» **What you have to do**
Work out how many lines of the records contain "title". Answer with the number and nothing else.

****************

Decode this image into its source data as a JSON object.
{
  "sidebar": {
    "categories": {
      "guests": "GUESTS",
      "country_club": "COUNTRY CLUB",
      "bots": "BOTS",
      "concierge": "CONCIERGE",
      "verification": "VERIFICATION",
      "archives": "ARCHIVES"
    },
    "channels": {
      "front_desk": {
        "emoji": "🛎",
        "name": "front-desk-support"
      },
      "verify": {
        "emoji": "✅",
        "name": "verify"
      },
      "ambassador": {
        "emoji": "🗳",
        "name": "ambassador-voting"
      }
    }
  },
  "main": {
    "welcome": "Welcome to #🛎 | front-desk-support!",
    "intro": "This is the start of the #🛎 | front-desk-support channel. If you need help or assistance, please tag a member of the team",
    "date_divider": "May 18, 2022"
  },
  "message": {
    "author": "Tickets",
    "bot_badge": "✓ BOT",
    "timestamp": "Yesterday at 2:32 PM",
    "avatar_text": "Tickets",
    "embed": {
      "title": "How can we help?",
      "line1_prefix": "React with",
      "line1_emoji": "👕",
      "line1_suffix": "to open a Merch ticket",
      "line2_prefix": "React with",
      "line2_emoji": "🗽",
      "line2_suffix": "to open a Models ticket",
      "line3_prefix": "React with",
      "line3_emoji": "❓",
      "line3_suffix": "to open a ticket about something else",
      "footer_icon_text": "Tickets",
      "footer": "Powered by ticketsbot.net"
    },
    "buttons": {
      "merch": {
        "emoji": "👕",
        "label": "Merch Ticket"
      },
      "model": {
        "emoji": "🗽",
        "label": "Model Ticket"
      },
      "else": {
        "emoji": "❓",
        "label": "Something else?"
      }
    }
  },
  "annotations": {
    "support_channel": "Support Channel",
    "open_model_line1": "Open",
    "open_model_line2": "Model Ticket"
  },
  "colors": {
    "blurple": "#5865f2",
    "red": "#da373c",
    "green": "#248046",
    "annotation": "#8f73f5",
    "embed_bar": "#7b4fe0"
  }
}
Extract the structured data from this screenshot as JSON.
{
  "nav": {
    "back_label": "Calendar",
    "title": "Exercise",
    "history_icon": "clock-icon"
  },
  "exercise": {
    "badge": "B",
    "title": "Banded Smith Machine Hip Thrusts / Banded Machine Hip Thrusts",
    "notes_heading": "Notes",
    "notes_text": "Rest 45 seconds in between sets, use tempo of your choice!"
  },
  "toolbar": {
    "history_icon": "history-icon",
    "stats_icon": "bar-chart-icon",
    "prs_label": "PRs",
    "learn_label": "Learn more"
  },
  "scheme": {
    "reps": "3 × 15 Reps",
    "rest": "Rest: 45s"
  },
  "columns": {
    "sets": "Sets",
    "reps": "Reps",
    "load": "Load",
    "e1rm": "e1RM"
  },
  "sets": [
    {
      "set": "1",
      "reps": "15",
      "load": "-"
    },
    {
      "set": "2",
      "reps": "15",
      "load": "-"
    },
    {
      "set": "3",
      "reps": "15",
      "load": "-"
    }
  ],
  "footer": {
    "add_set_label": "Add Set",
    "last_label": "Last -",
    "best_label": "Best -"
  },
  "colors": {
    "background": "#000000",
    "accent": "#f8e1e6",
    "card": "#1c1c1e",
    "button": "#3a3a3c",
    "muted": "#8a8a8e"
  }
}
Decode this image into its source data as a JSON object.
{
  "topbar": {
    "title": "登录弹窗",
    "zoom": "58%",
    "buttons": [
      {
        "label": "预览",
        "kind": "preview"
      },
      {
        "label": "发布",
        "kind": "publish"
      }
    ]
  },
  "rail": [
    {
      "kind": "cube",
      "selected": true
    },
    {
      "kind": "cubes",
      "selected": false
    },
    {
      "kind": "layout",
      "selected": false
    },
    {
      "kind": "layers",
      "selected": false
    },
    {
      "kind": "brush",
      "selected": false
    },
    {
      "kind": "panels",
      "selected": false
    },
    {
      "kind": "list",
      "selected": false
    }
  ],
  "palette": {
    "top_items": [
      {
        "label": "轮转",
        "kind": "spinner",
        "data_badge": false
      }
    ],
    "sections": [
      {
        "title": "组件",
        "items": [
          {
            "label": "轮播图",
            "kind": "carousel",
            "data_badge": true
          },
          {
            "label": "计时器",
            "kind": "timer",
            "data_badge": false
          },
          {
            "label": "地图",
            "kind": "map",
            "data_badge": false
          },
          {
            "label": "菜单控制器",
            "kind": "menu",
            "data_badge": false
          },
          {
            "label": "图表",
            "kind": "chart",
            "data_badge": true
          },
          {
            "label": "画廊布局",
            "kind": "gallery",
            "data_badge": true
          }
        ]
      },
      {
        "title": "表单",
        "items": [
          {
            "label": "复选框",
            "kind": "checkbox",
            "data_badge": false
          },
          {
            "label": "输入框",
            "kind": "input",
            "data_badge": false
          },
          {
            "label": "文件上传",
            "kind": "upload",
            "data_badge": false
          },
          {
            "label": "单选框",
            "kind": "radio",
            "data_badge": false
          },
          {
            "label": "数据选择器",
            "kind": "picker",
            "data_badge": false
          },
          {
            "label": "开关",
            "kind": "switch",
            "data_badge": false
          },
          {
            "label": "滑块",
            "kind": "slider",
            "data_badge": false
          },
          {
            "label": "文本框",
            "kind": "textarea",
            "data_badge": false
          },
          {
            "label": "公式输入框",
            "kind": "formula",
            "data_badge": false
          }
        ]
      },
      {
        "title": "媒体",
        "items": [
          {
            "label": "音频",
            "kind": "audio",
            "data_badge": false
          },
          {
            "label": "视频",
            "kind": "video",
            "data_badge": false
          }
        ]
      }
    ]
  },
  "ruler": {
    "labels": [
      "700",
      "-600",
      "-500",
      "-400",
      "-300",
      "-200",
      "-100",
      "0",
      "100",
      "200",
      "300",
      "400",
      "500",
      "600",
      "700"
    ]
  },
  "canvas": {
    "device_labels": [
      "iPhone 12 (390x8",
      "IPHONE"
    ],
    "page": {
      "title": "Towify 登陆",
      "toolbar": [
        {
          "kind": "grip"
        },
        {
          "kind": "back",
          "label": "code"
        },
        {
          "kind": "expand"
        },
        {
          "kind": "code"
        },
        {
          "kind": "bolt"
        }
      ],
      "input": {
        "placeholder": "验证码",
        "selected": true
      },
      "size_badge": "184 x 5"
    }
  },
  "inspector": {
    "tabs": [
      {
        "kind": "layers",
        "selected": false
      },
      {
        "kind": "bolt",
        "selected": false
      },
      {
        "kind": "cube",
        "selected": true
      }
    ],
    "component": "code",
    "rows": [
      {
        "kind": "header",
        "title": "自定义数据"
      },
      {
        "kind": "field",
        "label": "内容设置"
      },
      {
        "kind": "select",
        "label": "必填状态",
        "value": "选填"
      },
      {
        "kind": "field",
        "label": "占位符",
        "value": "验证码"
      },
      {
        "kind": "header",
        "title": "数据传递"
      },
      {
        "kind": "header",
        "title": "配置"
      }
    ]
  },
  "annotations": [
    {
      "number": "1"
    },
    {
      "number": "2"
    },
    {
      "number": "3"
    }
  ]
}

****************

» **Output below**
11